As maitresse-en-titre, Francoise now took on the name and persona of Athenais in honour of the Greek God, Athena. Because both Athenais and Louis were married, they committed the most serious sin of double adultery. When Athenais's husband., Louis-Henri, Marquis de Montespan, discovered the affair, he raised a scandal at court by challenging the King. He was sent to prison and then exiled to his lands, later fleeing to Spain. Francoise-Athenais remained the real Queen of France for over a decade and provided him with other seven children before she was implicated in the Affair of the Poisons and fell from grace.
Despite having Athenais de Montespan holding the title of the maitresse-en-titre for over ten years, she was not without rivals. Louis's last mistress was Marie Angelique de Scorailles. She flaunted herself in front of Queen Marie Therese that would've shamed Athenais herself. She gave birth premature to a stillborn boy in 1679 and the event seems to have scarred her considerably. The King tired of her quickly because for all the beauty that she possessed, she was incredibly stupid. She died in 1681 and many accused Athenais of poisoning her.
For the care of the King's illegitimate children, Athenais hired the widow of the Poet Scarron, Francoise d'Aubigne. Francoise usurped Athenais' position in Louis's heart although they never consummated their relationship until Marie Therese died in 1683 whereupon the two married. Francoise, created in 1678 Marquise de Maintenon, was a deeply religious figure and during the last years of the King's reign there was a greater sense of modesty and religious fervor.
The woman in Louis XIV's was his grand daughter-in-law, Marie Adelaide of Savoy. Having never really bonded with the wife of the Dauphin, Marianne Victorie of Bavaria, on account of her frail healthy and plainness.
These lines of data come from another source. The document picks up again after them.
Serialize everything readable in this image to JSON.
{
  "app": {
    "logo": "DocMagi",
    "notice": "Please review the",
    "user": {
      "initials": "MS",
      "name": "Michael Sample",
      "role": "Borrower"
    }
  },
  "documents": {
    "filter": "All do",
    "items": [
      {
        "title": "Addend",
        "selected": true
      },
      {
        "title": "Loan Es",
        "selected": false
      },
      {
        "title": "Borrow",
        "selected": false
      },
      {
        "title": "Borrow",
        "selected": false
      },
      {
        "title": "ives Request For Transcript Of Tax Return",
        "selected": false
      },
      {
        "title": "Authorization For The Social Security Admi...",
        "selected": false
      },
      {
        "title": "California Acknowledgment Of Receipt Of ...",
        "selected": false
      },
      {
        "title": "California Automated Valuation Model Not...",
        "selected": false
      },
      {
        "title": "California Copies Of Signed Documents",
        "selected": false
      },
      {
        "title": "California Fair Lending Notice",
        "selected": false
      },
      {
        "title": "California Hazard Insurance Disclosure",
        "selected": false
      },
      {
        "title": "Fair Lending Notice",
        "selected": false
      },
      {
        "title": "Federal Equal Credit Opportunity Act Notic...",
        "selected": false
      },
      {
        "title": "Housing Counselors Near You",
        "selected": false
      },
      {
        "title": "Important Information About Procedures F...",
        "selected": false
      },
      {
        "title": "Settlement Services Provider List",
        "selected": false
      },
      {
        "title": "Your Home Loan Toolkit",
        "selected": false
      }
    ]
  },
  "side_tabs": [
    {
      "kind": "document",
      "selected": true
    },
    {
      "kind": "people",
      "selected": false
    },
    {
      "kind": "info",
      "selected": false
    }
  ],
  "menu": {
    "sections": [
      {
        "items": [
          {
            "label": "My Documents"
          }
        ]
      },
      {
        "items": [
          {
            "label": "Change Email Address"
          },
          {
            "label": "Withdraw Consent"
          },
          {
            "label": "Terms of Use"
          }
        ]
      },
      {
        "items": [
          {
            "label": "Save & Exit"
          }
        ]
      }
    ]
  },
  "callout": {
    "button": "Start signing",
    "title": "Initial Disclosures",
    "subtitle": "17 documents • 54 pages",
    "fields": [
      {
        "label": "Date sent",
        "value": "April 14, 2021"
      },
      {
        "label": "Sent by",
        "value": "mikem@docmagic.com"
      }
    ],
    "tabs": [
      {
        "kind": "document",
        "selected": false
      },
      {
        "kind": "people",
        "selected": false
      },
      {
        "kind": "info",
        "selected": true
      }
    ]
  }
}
Marie Adelaide was the daughter of Victor Amadeus II of Savoy and the French born, Princess Anne Marie of Orleans. At the age of 10 as part of the Treaty of Turin, Marie Adelaide was sent to France to marry the Duke the Burgundy. She brought a breath of fresh air to the sobriety of Versailles that Madame de Maintenon had harbored in. Louis forgave her all her many discrepancies. He was devastated when she died in 1712 more than everyone else he lost that year including his son, grandson and great grandson.
I give this book 5/5. I, honestly, have no complaints with the book. Wonderfully well written, there was not a moment where I found the book dull. Antonia Fraser, hats off to you. A definite recommendation from me!